=== Begin Enclosure ===

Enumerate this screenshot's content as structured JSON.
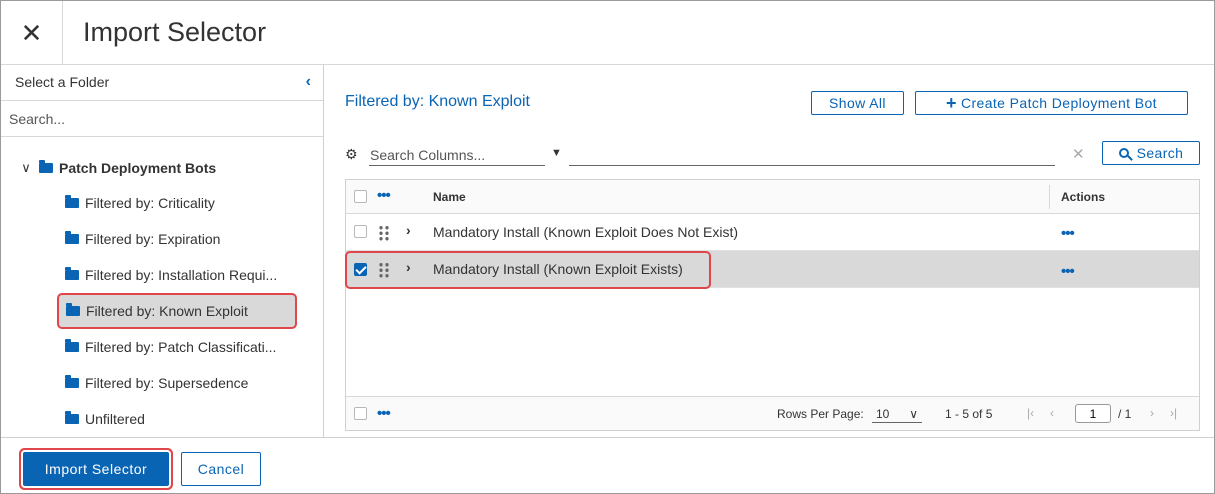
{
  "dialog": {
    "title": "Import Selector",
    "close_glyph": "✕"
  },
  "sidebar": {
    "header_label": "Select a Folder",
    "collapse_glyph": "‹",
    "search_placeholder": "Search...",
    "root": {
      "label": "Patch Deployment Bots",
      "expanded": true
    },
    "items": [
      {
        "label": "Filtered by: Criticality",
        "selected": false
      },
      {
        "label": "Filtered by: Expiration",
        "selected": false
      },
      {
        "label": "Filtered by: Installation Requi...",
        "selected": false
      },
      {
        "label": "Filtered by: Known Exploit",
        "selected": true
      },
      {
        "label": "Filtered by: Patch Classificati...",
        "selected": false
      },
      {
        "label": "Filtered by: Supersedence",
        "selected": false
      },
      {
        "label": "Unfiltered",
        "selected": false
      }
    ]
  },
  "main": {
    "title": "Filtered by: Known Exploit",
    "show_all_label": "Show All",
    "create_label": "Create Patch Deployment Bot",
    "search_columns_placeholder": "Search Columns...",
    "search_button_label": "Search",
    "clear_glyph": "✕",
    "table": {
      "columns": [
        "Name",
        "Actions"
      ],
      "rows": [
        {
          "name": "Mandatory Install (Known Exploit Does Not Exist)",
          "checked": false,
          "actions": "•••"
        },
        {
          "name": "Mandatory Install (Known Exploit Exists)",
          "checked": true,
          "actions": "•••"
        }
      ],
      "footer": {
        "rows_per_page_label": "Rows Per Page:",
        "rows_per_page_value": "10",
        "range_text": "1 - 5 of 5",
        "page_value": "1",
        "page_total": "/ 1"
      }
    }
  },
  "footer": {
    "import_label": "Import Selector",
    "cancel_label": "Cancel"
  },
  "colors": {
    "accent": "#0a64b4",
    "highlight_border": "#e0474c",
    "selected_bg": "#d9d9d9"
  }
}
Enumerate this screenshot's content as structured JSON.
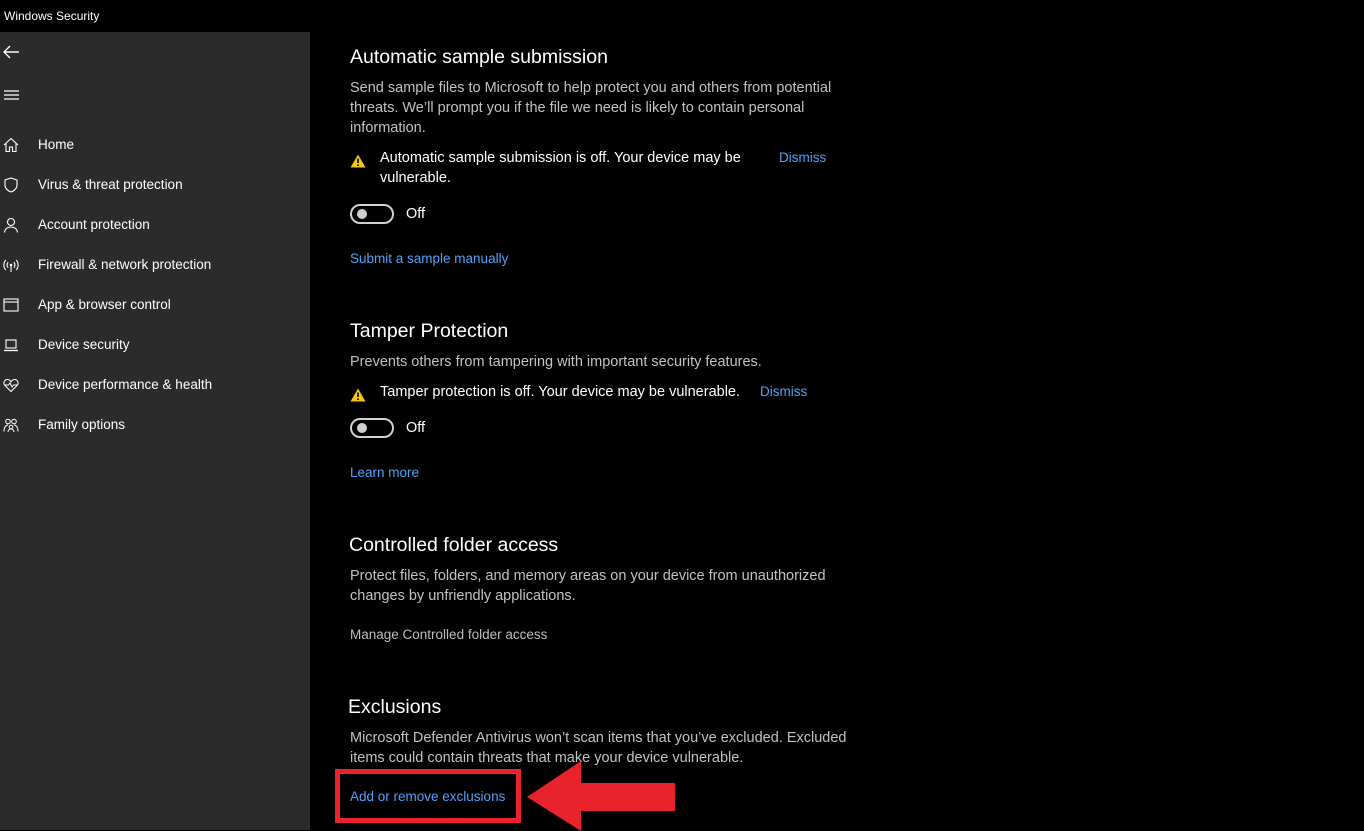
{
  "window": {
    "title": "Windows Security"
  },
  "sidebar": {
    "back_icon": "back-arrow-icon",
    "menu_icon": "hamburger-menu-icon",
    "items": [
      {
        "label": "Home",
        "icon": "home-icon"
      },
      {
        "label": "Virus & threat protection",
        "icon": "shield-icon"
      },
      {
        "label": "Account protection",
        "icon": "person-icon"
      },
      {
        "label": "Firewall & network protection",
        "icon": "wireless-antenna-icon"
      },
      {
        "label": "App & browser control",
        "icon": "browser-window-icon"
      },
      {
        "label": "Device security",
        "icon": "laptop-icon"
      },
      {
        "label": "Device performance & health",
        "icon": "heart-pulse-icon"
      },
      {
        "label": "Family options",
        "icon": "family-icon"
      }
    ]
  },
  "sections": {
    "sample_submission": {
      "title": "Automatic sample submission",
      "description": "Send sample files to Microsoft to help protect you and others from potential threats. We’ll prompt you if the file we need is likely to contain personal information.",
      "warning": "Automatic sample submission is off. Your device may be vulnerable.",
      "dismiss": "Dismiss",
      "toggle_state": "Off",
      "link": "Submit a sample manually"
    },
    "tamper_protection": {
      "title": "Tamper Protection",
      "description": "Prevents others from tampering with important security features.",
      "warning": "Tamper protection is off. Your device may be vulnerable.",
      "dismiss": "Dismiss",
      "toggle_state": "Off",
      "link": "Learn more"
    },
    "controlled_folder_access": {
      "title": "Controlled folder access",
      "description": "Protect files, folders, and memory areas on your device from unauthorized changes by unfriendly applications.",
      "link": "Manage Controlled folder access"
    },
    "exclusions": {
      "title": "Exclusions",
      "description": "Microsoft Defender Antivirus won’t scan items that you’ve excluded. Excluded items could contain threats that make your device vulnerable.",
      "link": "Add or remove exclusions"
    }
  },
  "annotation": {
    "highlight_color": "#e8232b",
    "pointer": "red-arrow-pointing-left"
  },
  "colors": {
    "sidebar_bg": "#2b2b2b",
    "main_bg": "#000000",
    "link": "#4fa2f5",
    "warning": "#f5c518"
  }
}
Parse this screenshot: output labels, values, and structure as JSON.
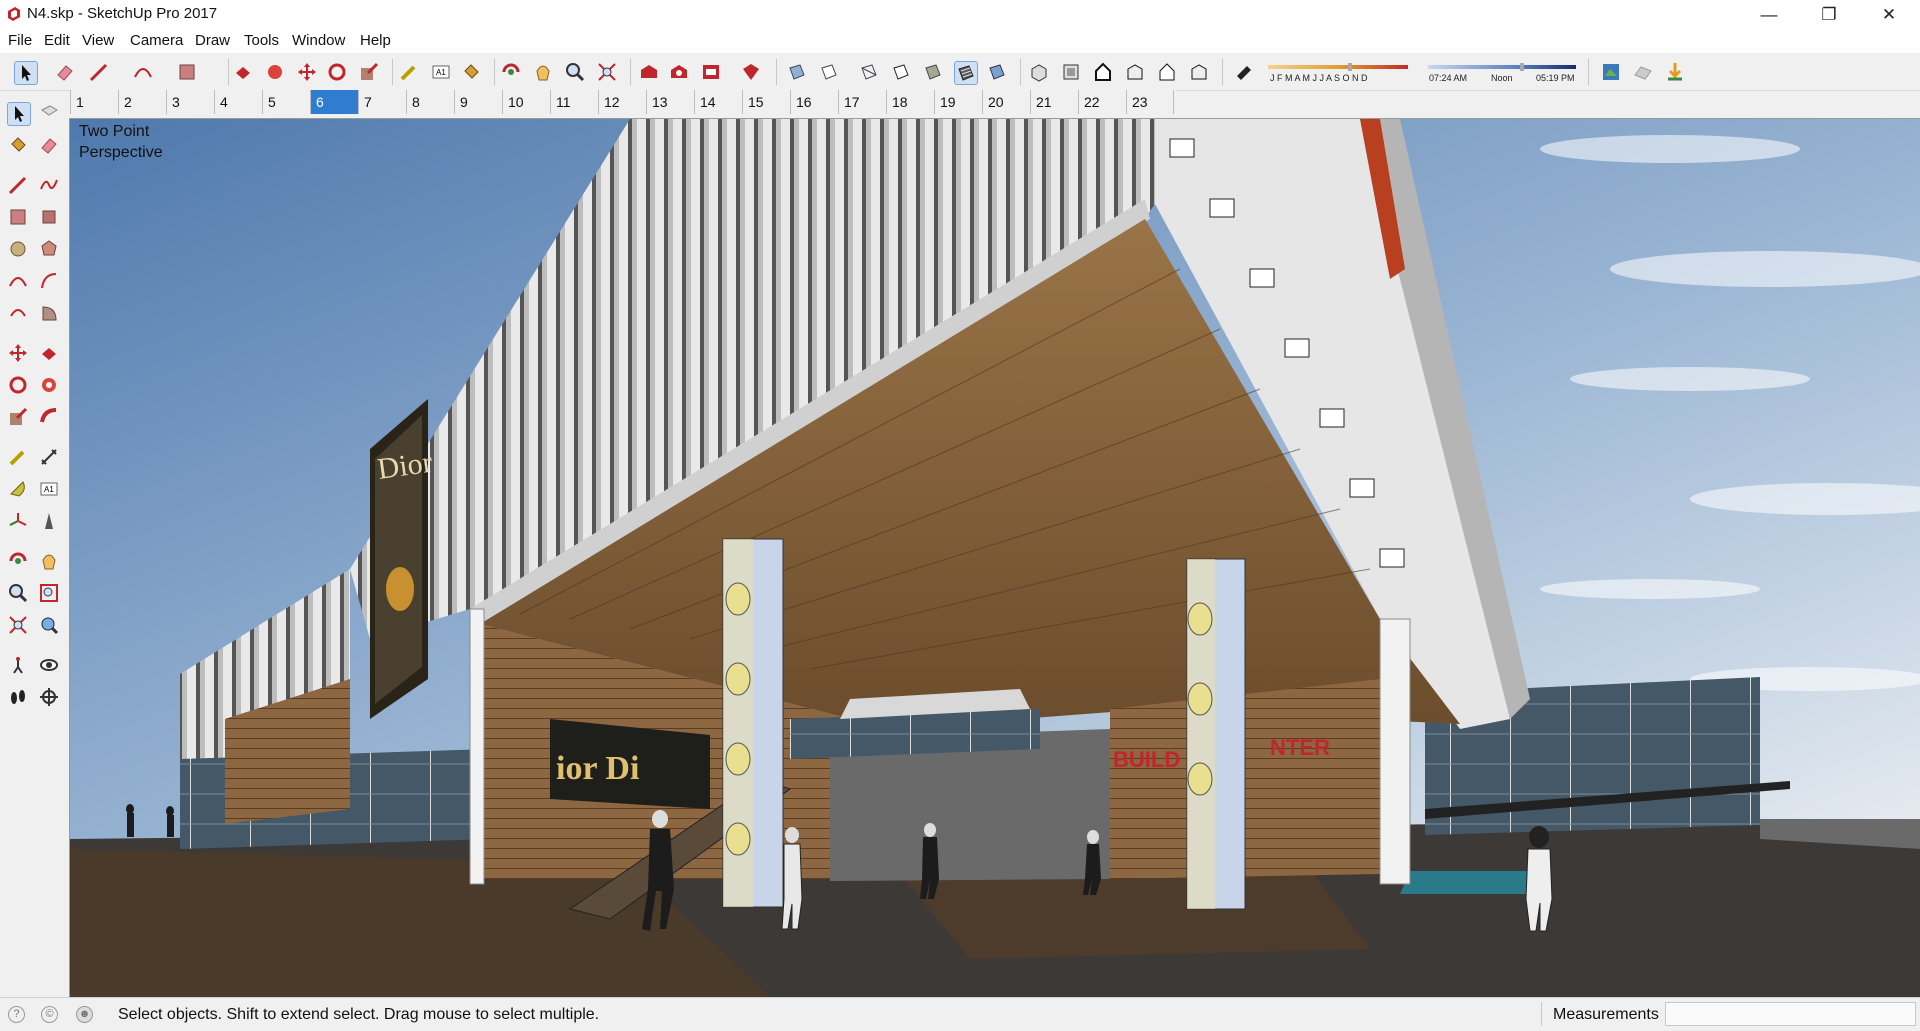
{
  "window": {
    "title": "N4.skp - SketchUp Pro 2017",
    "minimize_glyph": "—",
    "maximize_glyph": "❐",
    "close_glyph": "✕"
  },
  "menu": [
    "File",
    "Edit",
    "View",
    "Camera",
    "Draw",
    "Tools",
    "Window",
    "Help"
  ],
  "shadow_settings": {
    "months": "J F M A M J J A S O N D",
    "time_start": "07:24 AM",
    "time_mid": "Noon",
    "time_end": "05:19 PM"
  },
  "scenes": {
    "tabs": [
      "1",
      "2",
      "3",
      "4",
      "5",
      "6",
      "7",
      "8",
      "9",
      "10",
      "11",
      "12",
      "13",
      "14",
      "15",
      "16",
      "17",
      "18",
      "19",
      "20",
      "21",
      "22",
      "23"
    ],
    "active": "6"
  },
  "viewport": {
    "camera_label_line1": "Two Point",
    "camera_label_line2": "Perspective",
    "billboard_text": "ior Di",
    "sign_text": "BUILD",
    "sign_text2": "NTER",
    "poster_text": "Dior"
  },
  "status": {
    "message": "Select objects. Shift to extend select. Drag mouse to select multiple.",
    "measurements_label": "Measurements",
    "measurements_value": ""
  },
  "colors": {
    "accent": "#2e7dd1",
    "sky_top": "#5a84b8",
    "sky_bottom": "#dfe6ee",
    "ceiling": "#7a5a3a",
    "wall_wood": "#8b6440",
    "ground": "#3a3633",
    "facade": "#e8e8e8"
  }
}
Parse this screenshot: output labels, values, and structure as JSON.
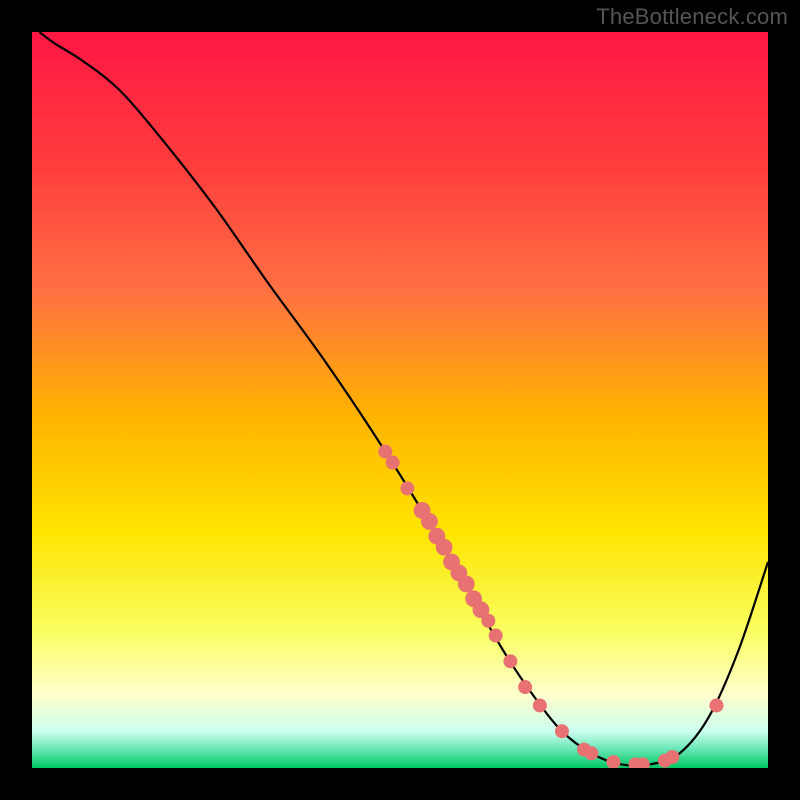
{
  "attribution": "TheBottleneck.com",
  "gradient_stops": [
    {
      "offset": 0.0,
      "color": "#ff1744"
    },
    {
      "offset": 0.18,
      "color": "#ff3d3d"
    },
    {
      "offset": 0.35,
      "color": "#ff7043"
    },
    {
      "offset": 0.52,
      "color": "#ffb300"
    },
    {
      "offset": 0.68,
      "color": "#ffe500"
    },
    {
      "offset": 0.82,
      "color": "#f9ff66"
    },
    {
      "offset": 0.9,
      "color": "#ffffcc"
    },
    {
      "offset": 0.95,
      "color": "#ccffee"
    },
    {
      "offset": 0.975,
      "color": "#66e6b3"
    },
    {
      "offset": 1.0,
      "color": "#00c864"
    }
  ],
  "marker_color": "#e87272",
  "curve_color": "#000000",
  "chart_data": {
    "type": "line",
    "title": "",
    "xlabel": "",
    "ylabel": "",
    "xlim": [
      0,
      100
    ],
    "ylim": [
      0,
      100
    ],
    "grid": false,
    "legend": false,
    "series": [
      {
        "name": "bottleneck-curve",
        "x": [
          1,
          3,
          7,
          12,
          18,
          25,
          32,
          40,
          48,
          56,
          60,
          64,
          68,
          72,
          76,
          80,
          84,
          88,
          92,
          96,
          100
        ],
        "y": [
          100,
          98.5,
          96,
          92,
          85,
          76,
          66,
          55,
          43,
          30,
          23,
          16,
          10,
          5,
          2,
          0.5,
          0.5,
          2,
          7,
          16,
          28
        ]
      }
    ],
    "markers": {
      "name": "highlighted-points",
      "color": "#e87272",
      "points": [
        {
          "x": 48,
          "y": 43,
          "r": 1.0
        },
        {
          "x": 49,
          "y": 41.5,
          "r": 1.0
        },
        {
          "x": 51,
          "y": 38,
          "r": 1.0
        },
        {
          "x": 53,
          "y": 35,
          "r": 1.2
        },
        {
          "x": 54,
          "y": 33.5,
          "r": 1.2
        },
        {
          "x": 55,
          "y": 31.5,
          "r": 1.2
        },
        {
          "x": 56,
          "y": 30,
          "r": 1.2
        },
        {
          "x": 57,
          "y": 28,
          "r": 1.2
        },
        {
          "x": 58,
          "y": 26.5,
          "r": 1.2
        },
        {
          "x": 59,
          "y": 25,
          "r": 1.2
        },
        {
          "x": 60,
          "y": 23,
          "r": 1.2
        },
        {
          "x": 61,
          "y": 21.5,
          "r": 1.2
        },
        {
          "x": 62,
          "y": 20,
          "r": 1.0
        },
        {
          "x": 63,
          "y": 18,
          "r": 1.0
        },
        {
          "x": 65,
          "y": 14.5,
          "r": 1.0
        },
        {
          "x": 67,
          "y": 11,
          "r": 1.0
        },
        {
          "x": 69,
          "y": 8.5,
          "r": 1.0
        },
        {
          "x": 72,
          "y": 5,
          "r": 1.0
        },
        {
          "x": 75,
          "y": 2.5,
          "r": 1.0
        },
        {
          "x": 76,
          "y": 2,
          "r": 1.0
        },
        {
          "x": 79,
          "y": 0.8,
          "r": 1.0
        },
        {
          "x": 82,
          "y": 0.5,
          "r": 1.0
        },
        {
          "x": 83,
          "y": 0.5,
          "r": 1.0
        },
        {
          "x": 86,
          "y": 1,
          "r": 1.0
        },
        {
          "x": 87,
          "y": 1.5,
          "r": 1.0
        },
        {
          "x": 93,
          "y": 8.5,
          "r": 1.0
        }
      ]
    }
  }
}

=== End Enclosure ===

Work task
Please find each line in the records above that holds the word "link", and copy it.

Result below
      "link": "Submit a sample manually"
      "link": "Learn more"
      "link": "Manage Controlled folder access"
      "link": "Add or remove exclusions"
    "link": "#4fa2f5",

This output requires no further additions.